For all the Latest Sports News News, ICC World Cup News, Download News Nation Android and iOS Mobile Apps. “The etiquette in cricket is if the ball is thrown at the stumps and it hits you and goes into a gap in the field you don’t run. But if it goes to the boundary, in the rules it’s four and you can’t do anything about it. I think, talking to Michael Vaughan who saw him after the game, Ben Stokes actually went to the umpires and said, ‘Can you take that four runs off. We don’t want it’,” James Anderson said while speaking on the BBC’s Tailenders podcast.“But it’s in the rules and that’s the way it is. It’s been talked about for a while among the players, potentially that being a dead ball if it does hit the batsman and veer off somewhere.“It was truly an incredible question to ask of the umpires, considering the gravity of the situation and the fact it would have left England struggling to force a tie after 50 overs of batting,” he further added.Thanks to those four overthrow runs, England managed to tie the match and then scored 15 runs in the super over. New Zealand too scored 15 in and the super over score also tied. However, England were announced winners as they had hit more boundaries than New Zealand.

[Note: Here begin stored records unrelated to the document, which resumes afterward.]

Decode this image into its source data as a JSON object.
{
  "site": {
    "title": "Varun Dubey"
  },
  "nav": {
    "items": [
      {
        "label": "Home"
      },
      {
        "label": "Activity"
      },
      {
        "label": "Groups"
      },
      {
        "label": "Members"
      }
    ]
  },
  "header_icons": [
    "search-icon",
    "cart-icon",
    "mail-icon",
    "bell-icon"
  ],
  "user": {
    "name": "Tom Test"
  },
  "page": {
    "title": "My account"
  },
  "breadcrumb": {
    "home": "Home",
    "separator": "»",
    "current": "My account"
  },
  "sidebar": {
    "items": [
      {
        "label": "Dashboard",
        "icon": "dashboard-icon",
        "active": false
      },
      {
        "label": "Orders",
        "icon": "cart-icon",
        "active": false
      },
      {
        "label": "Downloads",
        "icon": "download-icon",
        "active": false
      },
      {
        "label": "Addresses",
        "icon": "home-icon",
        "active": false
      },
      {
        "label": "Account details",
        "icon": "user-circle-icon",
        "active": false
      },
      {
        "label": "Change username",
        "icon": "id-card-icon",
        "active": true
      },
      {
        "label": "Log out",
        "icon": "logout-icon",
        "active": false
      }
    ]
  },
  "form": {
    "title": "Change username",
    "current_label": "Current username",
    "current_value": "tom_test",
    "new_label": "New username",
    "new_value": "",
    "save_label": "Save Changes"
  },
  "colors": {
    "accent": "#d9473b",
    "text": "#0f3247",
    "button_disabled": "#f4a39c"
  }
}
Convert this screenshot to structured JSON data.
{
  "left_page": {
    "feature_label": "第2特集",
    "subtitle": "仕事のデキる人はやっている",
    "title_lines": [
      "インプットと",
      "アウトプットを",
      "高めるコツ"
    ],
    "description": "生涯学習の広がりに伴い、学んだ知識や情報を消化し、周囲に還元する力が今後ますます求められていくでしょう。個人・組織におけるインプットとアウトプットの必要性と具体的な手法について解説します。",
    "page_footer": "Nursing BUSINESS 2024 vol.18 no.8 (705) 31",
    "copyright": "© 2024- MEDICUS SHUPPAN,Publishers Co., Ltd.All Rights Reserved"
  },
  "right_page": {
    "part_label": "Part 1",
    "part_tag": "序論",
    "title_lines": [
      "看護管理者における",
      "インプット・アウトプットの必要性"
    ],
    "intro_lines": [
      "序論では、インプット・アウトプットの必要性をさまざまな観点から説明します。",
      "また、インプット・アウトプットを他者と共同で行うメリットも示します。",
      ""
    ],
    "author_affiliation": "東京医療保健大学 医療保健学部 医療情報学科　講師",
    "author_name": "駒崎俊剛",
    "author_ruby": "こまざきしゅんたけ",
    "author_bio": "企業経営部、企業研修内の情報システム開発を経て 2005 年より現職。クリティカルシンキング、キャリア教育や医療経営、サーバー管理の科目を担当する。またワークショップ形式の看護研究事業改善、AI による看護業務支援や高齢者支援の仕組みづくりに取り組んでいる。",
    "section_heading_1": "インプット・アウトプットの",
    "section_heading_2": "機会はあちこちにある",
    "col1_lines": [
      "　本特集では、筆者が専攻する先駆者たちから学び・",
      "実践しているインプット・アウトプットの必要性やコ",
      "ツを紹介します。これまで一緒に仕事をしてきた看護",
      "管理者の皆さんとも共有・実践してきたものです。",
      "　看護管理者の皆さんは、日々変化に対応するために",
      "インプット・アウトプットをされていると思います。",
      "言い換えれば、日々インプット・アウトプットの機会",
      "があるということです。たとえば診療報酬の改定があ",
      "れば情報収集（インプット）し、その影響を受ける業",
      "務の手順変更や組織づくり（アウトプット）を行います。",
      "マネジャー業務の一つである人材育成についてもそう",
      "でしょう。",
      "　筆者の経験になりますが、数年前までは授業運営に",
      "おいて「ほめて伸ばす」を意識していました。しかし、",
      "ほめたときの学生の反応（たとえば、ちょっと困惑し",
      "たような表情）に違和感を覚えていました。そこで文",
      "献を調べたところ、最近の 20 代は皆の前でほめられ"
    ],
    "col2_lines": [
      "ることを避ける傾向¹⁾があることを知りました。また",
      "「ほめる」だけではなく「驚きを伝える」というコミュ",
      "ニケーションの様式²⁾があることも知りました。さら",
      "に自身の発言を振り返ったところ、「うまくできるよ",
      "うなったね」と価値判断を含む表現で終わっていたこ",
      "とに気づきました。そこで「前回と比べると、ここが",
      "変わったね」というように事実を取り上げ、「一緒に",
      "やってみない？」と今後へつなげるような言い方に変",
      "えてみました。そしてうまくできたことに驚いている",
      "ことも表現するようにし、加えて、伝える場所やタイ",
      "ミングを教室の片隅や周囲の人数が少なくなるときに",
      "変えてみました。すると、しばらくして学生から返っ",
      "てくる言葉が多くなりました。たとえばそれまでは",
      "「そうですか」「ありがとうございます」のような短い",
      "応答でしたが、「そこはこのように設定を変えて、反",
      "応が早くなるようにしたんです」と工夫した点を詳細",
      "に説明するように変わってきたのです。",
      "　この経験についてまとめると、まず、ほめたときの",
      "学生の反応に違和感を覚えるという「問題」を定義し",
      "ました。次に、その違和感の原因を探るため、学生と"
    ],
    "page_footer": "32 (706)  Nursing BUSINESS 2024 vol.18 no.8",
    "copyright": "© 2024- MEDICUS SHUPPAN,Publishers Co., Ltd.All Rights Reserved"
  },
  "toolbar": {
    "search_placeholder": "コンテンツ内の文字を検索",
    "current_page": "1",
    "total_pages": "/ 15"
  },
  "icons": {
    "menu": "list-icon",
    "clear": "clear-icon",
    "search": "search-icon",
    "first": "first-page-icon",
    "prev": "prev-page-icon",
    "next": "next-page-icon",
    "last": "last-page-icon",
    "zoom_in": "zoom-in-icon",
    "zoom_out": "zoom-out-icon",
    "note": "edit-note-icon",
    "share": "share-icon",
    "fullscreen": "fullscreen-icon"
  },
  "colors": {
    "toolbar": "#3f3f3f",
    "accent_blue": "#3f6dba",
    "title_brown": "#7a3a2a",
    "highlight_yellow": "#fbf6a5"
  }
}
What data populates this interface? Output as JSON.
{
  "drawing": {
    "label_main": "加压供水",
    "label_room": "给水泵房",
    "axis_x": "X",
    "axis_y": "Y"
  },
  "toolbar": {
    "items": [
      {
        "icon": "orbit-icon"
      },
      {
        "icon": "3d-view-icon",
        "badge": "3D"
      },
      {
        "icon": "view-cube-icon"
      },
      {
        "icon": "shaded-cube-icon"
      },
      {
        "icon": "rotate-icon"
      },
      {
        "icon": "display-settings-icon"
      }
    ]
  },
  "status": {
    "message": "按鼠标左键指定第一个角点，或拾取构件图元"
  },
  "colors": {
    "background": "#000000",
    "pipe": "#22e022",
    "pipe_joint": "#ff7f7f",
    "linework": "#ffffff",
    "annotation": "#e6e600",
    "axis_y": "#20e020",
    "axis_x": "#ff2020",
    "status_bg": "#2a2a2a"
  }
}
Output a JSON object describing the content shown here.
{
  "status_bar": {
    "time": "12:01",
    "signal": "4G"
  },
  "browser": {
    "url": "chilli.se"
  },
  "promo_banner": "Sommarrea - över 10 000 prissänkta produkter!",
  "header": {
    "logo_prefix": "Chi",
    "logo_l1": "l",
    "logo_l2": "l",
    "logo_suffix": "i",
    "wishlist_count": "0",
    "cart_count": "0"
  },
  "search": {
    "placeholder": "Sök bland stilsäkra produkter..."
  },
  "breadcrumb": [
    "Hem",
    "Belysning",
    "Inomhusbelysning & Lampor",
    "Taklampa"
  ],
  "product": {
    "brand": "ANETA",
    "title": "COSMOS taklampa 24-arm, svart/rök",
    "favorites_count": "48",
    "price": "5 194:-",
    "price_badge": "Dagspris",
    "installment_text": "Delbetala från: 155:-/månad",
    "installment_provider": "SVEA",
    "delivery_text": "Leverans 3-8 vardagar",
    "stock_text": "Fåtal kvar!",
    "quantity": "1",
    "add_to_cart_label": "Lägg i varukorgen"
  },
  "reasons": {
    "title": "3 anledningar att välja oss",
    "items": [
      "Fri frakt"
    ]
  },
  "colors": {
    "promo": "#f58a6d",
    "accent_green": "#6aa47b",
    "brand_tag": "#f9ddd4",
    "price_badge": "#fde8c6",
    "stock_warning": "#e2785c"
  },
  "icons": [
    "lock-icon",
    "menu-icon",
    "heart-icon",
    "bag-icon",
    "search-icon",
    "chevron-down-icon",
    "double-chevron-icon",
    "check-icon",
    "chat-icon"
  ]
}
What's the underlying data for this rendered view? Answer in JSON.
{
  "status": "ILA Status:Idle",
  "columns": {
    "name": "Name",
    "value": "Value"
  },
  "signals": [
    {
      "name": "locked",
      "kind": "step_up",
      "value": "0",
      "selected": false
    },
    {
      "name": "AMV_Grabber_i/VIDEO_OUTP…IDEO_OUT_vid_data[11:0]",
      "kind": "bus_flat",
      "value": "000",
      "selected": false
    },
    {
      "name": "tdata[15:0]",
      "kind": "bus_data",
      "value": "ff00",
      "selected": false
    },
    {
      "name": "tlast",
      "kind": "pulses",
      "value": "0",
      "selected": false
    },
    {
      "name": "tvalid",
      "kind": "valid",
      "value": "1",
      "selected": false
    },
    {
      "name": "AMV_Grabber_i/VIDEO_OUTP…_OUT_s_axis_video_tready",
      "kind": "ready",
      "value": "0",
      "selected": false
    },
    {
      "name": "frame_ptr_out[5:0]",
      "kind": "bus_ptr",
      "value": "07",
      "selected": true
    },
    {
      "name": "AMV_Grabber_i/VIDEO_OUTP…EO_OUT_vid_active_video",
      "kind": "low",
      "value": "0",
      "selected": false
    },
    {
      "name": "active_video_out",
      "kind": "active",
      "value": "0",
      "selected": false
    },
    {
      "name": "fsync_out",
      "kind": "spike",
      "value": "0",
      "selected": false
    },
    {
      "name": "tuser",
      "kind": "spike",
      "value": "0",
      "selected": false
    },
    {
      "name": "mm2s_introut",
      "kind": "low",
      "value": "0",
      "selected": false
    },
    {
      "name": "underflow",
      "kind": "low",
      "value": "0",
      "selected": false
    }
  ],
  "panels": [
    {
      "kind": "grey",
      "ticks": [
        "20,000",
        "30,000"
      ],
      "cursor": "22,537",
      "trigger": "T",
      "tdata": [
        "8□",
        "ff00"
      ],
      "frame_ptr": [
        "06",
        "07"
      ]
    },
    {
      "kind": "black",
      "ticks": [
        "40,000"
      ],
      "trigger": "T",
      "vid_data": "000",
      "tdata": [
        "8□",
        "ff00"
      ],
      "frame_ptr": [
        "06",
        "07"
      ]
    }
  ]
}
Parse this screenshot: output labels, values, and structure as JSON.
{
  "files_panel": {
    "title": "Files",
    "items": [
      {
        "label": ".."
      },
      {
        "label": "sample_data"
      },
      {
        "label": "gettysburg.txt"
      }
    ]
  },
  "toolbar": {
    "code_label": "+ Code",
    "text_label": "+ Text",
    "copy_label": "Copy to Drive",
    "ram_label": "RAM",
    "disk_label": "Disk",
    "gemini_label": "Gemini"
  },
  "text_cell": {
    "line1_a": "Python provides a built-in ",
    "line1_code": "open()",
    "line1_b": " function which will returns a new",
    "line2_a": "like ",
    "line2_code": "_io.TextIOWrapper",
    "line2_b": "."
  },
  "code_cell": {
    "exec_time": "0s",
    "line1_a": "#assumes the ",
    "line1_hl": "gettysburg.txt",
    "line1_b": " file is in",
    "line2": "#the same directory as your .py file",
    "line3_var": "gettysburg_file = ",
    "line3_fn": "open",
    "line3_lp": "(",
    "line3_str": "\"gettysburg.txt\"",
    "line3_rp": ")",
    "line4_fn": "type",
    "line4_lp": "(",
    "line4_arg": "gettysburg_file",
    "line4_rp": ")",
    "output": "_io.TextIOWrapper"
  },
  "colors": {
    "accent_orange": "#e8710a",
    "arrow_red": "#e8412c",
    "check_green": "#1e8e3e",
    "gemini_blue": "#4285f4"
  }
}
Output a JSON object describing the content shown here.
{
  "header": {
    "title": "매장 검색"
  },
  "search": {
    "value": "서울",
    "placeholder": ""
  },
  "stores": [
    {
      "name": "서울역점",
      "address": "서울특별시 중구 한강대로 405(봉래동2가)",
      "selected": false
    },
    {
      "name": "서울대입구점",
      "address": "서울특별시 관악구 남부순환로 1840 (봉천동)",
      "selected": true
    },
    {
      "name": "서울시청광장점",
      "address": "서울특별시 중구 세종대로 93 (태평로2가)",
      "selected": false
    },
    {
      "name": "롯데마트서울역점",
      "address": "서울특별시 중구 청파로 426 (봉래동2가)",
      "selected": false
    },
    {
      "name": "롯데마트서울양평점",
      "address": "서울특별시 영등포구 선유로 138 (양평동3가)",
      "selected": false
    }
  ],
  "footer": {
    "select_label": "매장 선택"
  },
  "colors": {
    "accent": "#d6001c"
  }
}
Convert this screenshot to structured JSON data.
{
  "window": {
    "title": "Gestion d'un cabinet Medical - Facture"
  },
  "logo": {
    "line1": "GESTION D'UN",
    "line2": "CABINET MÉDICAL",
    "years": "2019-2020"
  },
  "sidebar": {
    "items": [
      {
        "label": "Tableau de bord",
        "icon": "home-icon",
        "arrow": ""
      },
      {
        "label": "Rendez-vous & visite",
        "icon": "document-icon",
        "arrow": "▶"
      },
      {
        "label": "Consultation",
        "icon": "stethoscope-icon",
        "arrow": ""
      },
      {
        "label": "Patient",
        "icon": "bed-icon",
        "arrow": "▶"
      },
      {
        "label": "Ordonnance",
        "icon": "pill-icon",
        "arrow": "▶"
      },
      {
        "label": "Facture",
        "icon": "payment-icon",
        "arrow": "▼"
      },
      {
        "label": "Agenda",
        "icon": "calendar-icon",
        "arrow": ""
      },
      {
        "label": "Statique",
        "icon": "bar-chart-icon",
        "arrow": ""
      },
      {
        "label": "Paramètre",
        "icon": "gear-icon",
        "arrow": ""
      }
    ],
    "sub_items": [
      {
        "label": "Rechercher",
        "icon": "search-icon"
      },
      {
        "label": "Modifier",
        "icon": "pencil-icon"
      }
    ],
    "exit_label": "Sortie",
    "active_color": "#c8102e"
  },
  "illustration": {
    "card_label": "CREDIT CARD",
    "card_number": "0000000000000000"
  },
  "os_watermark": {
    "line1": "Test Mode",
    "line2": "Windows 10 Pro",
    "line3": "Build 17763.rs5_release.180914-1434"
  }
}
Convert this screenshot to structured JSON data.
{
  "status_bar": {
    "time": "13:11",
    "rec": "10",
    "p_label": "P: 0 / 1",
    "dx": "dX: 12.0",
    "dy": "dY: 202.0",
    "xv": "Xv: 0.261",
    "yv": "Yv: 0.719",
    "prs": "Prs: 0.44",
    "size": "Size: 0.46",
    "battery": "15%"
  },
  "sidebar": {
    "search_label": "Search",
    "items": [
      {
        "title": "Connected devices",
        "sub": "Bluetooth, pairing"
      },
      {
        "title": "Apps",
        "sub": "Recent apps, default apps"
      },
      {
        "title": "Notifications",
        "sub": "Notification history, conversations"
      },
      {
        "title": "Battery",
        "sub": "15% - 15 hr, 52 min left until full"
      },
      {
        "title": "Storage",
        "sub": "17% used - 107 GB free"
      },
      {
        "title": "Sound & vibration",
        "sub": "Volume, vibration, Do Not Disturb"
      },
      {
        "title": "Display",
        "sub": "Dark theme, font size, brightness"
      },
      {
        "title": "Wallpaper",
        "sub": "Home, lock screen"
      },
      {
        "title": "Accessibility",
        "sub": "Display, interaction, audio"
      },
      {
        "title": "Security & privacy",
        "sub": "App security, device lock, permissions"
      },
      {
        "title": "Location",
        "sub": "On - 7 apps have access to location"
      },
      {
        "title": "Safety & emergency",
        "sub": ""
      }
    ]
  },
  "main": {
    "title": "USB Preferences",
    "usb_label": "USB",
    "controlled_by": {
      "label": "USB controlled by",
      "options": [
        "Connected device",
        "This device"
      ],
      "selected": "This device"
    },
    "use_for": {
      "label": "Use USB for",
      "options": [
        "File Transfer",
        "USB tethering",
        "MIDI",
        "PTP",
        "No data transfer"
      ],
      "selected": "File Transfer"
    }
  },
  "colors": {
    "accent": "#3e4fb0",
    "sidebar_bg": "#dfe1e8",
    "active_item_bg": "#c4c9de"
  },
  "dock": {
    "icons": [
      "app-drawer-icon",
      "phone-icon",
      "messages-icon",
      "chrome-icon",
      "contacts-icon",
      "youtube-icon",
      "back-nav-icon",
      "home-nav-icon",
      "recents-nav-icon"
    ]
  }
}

New Delhi: The ICC Cricket World Cup 2019 final between England and New Zealand saw one of the most dramatic contest and the hosts eventually announced winners on boundary counts after the match tied twice – first in the full game and then in the super over. The New Zealand, which looked certain to win the match after the first two dot balls in the final over with 15 needed on just four balls. However, the luck was clearly not in their favour and Ben Stocks who was on strike hit Trent Boult for a six which left England needing 9 runs off just three balls.On the fourth ball, something dramatic happened that left New Zealand hearts broken. Stokes hit the ball towards deep midwickets for two runs. However, a throw from Guptil accidentally hit the bat of diving Stokes and deflected to the third man boundary for four runs. The England was awarded 6 runs and that is where the entire match slipped out of New Zealand’s hands. Unlucky there were but Ben Stocks had reportedly told umpires that they don’t want those four runs. England Test Cricketer James Anderson has claimed that the umpires ignored his request as they made the decision as per the rules.